__What to do__. When you copy the entries, omit the images and keep every word as it is.

Website and app data records:

################

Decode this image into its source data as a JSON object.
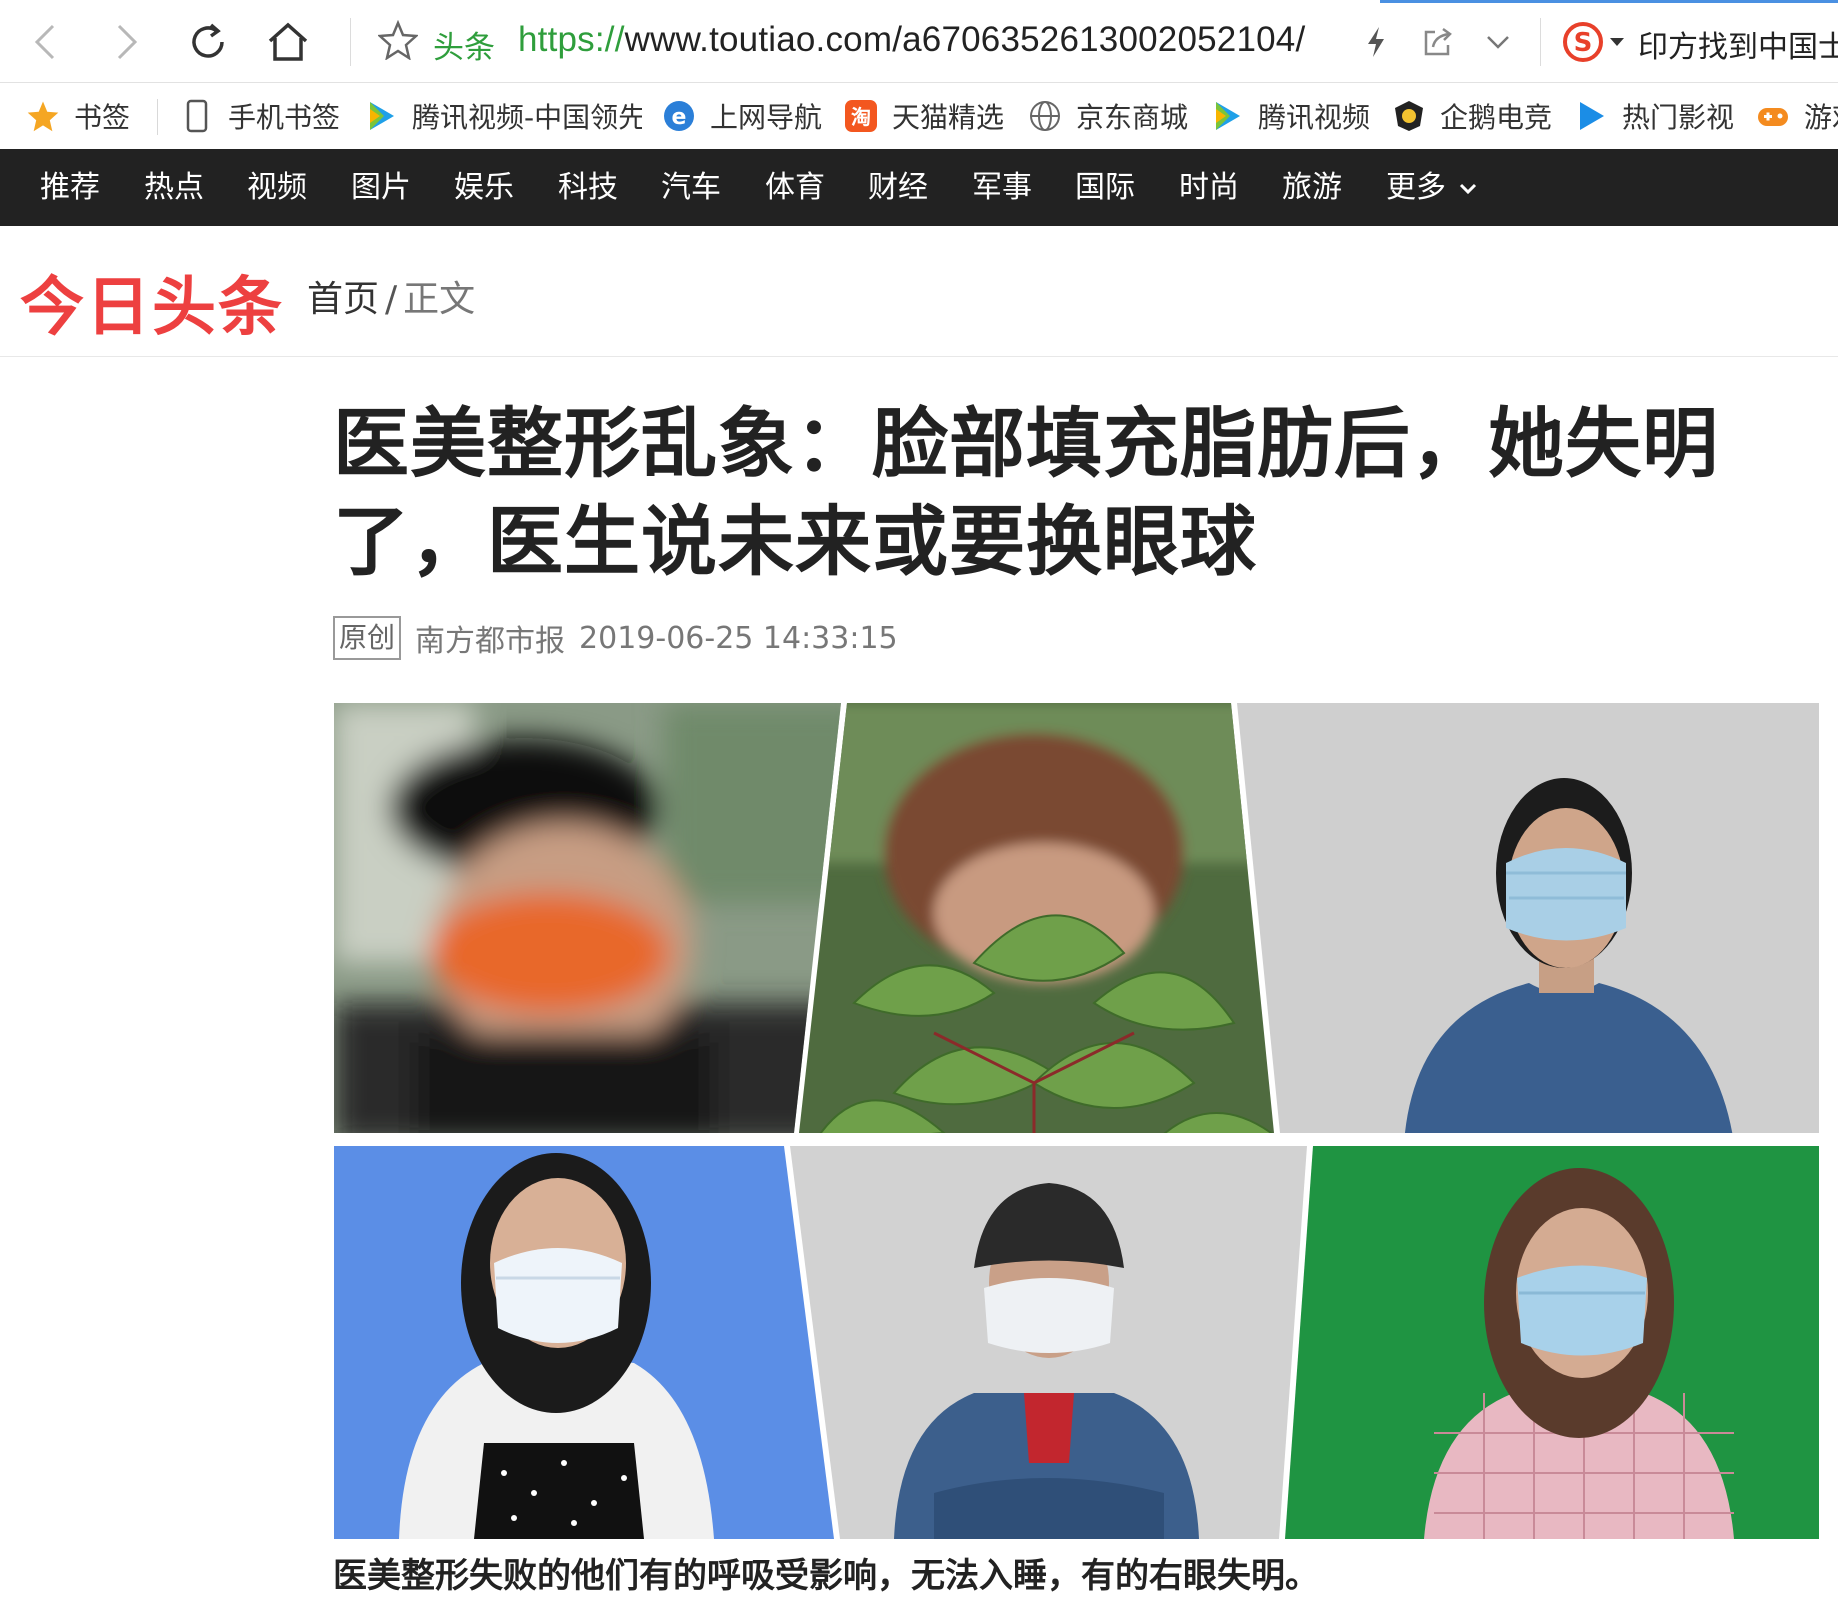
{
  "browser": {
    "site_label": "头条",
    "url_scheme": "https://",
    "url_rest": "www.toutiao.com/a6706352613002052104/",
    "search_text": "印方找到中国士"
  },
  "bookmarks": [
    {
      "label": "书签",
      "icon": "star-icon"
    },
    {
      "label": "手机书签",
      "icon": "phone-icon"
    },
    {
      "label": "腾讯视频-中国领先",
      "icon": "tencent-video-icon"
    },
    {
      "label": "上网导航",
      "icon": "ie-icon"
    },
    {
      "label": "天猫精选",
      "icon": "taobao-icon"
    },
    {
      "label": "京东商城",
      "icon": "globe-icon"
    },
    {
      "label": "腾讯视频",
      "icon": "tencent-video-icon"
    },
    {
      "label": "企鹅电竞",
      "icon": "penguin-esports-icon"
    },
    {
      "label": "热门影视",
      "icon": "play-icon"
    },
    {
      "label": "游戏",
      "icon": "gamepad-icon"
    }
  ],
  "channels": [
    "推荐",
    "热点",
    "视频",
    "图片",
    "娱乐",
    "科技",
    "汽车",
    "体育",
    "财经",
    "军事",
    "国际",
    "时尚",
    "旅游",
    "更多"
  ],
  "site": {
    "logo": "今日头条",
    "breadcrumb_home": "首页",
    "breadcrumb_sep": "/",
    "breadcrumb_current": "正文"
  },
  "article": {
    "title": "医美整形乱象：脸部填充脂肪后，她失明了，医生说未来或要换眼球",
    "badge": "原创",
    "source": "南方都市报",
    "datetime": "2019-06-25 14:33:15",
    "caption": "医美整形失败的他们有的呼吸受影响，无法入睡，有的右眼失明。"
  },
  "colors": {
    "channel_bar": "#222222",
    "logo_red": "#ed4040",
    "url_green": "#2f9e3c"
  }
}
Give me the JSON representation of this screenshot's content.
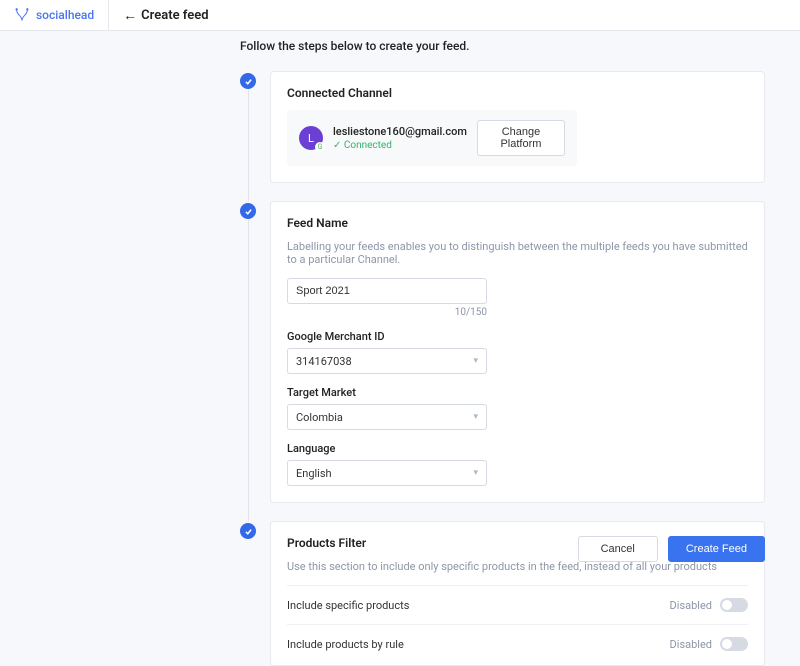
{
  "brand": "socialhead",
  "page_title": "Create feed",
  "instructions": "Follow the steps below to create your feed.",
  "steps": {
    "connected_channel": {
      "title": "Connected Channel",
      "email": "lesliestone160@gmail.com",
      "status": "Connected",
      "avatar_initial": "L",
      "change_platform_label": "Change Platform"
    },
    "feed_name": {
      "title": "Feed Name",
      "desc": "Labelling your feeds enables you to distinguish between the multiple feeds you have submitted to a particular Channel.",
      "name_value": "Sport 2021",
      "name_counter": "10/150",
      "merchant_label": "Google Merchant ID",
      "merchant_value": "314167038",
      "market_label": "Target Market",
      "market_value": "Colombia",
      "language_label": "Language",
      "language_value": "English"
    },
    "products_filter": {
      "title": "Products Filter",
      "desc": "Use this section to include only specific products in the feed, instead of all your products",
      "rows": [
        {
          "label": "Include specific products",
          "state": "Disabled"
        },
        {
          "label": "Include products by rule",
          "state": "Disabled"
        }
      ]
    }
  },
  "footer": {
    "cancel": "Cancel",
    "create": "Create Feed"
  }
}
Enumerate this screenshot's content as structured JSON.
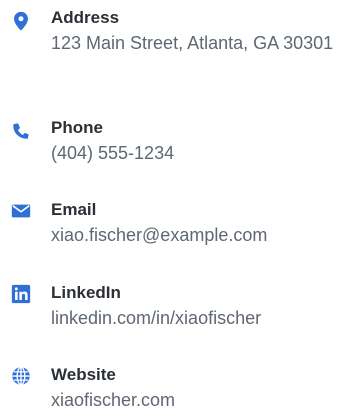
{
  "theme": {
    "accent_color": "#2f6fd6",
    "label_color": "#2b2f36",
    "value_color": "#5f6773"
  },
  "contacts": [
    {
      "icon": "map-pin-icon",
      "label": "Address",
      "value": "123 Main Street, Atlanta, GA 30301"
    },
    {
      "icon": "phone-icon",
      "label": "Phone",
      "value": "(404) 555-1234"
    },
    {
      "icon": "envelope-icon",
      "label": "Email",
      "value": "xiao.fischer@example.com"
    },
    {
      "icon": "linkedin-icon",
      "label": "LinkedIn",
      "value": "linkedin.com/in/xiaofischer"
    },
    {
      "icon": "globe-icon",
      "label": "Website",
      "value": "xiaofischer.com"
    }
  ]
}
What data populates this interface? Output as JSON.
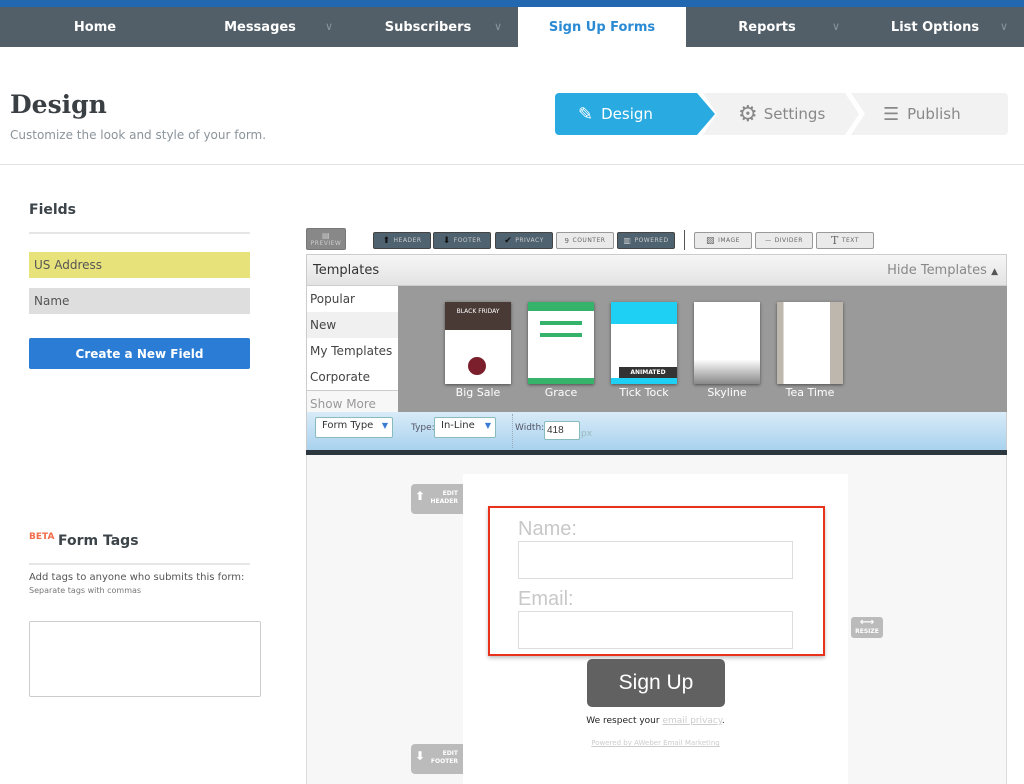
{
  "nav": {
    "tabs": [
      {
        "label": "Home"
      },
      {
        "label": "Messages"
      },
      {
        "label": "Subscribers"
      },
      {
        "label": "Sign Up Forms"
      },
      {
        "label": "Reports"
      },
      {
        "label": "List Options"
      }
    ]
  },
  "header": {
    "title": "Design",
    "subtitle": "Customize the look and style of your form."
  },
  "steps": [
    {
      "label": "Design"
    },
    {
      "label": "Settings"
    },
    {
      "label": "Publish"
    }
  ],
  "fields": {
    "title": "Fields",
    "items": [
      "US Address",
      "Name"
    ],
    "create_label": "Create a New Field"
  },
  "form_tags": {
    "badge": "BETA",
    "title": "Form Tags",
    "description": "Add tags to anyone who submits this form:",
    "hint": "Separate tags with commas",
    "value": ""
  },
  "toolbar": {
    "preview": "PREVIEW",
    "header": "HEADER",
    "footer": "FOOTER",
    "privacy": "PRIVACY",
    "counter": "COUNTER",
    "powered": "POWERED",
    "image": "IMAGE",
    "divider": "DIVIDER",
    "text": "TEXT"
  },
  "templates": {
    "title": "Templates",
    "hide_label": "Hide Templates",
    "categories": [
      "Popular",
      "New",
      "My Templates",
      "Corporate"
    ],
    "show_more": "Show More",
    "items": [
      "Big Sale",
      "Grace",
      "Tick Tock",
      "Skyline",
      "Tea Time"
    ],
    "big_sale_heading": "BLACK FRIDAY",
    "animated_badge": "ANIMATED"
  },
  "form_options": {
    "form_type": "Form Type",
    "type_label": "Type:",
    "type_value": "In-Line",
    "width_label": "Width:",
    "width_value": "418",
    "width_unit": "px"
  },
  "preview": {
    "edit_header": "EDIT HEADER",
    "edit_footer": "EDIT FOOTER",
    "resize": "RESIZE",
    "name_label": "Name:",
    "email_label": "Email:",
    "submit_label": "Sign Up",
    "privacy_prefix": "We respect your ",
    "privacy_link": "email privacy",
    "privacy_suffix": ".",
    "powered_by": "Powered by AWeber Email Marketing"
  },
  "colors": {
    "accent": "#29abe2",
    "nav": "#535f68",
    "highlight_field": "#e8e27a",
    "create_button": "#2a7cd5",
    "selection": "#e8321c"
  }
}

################

__Answer to this problem__.
Decode this image into its source data as a JSON object.
{
  "browser": {
    "site_label": "头条",
    "url_scheme": "https://",
    "url_rest": "www.toutiao.com/a6706352613002052104/",
    "search_text": "印方找到中国士"
  },
  "bookmarks": [
    {
      "label": "书签",
      "icon": "star-icon"
    },
    {
      "label": "手机书签",
      "icon": "phone-icon"
    },
    {
      "label": "腾讯视频-中国领先",
      "icon": "tencent-video-icon"
    },
    {
      "label": "上网导航",
      "icon": "ie-icon"
    },
    {
      "label": "天猫精选",
      "icon": "taobao-icon"
    },
    {
      "label": "京东商城",
      "icon": "globe-icon"
    },
    {
      "label": "腾讯视频",
      "icon": "tencent-video-icon"
    },
    {
      "label": "企鹅电竞",
      "icon": "penguin-esports-icon"
    },
    {
      "label": "热门影视",
      "icon": "play-icon"
    },
    {
      "label": "游戏",
      "icon": "gamepad-icon"
    }
  ],
  "channels": [
    "推荐",
    "热点",
    "视频",
    "图片",
    "娱乐",
    "科技",
    "汽车",
    "体育",
    "财经",
    "军事",
    "国际",
    "时尚",
    "旅游",
    "更多"
  ],
  "site": {
    "logo": "今日头条",
    "breadcrumb_home": "首页",
    "breadcrumb_sep": "/",
    "breadcrumb_current": "正文"
  },
  "article": {
    "title": "医美整形乱象：脸部填充脂肪后，她失明了，医生说未来或要换眼球",
    "badge": "原创",
    "source": "南方都市报",
    "datetime": "2019-06-25 14:33:15",
    "caption": "医美整形失败的他们有的呼吸受影响，无法入睡，有的右眼失明。"
  },
  "colors": {
    "channel_bar": "#222222",
    "logo_red": "#ed4040",
    "url_green": "#2f9e3c"
  }
}
Give me the JSON representation of this screenshot's content.
{
  "brand": "socialhead",
  "page_title": "Create feed",
  "instructions": "Follow the steps below to create your feed.",
  "steps": {
    "connected_channel": {
      "title": "Connected Channel",
      "email": "lesliestone160@gmail.com",
      "status": "Connected",
      "avatar_initial": "L",
      "change_platform_label": "Change Platform"
    },
    "feed_name": {
      "title": "Feed Name",
      "desc": "Labelling your feeds enables you to distinguish between the multiple feeds you have submitted to a particular Channel.",
      "name_value": "Sport 2021",
      "name_counter": "10/150",
      "merchant_label": "Google Merchant ID",
      "merchant_value": "314167038",
      "market_label": "Target Market",
      "market_value": "Colombia",
      "language_label": "Language",
      "language_value": "English"
    },
    "products_filter": {
      "title": "Products Filter",
      "desc": "Use this section to include only specific products in the feed, instead of all your products",
      "rows": [
        {
          "label": "Include specific products",
          "state": "Disabled"
        },
        {
          "label": "Include products by rule",
          "state": "Disabled"
        }
      ]
    }
  },
  "footer": {
    "cancel": "Cancel",
    "create": "Create Feed"
  }
}
Enumerate this screenshot's content as structured JSON.
{
  "theme": {
    "accent_color": "#2f6fd6",
    "label_color": "#2b2f36",
    "value_color": "#5f6773"
  },
  "contacts": [
    {
      "icon": "map-pin-icon",
      "label": "Address",
      "value": "123 Main Street, Atlanta, GA 30301"
    },
    {
      "icon": "phone-icon",
      "label": "Phone",
      "value": "(404) 555-1234"
    },
    {
      "icon": "envelope-icon",
      "label": "Email",
      "value": "xiao.fischer@example.com"
    },
    {
      "icon": "linkedin-icon",
      "label": "LinkedIn",
      "value": "linkedin.com/in/xiaofischer"
    },
    {
      "icon": "globe-icon",
      "label": "Website",
      "value": "xiaofischer.com"
    }
  ]
}
What data populates this interface? Output as JSON.
{
  "nav": {
    "tabs": [
      {
        "label": "Home"
      },
      {
        "label": "Messages"
      },
      {
        "label": "Subscribers"
      },
      {
        "label": "Sign Up Forms"
      },
      {
        "label": "Reports"
      },
      {
        "label": "List Options"
      }
    ]
  },
  "header": {
    "title": "Design",
    "subtitle": "Customize the look and style of your form."
  },
  "steps": [
    {
      "label": "Design"
    },
    {
      "label": "Settings"
    },
    {
      "label": "Publish"
    }
  ],
  "fields": {
    "title": "Fields",
    "items": [
      "US Address",
      "Name"
    ],
    "create_label": "Create a New Field"
  },
  "form_tags": {
    "badge": "BETA",
    "title": "Form Tags",
    "description": "Add tags to anyone who submits this form:",
    "hint": "Separate tags with commas",
    "value": ""
  },
  "toolbar": {
    "preview": "PREVIEW",
    "header": "HEADER",
    "footer": "FOOTER",
    "privacy": "PRIVACY",
    "counter": "COUNTER",
    "powered": "POWERED",
    "image": "IMAGE",
    "divider": "DIVIDER",
    "text": "TEXT"
  },
  "templates": {
    "title": "Templates",
    "hide_label": "Hide Templates",
    "categories": [
      "Popular",
      "New",
      "My Templates",
      "Corporate"
    ],
    "show_more": "Show More",
    "items": [
      "Big Sale",
      "Grace",
      "Tick Tock",
      "Skyline",
      "Tea Time"
    ],
    "big_sale_heading": "BLACK FRIDAY",
    "animated_badge": "ANIMATED"
  },
  "form_options": {
    "form_type": "Form Type",
    "type_label": "Type:",
    "type_value": "In-Line",
    "width_label": "Width:",
    "width_value": "418",
    "width_unit": "px"
  },
  "preview": {
    "edit_header": "EDIT HEADER",
    "edit_footer": "EDIT FOOTER",
    "resize": "RESIZE",
    "name_label": "Name:",
    "email_label": "Email:",
    "submit_label": "Sign Up",
    "privacy_prefix": "We respect your ",
    "privacy_link": "email privacy",
    "privacy_suffix": ".",
    "powered_by": "Powered by AWeber Email Marketing"
  },
  "colors": {
    "accent": "#29abe2",
    "nav": "#535f68",
    "highlight_field": "#e8e27a",
    "create_button": "#2a7cd5",
    "selection": "#e8321c"
  }
}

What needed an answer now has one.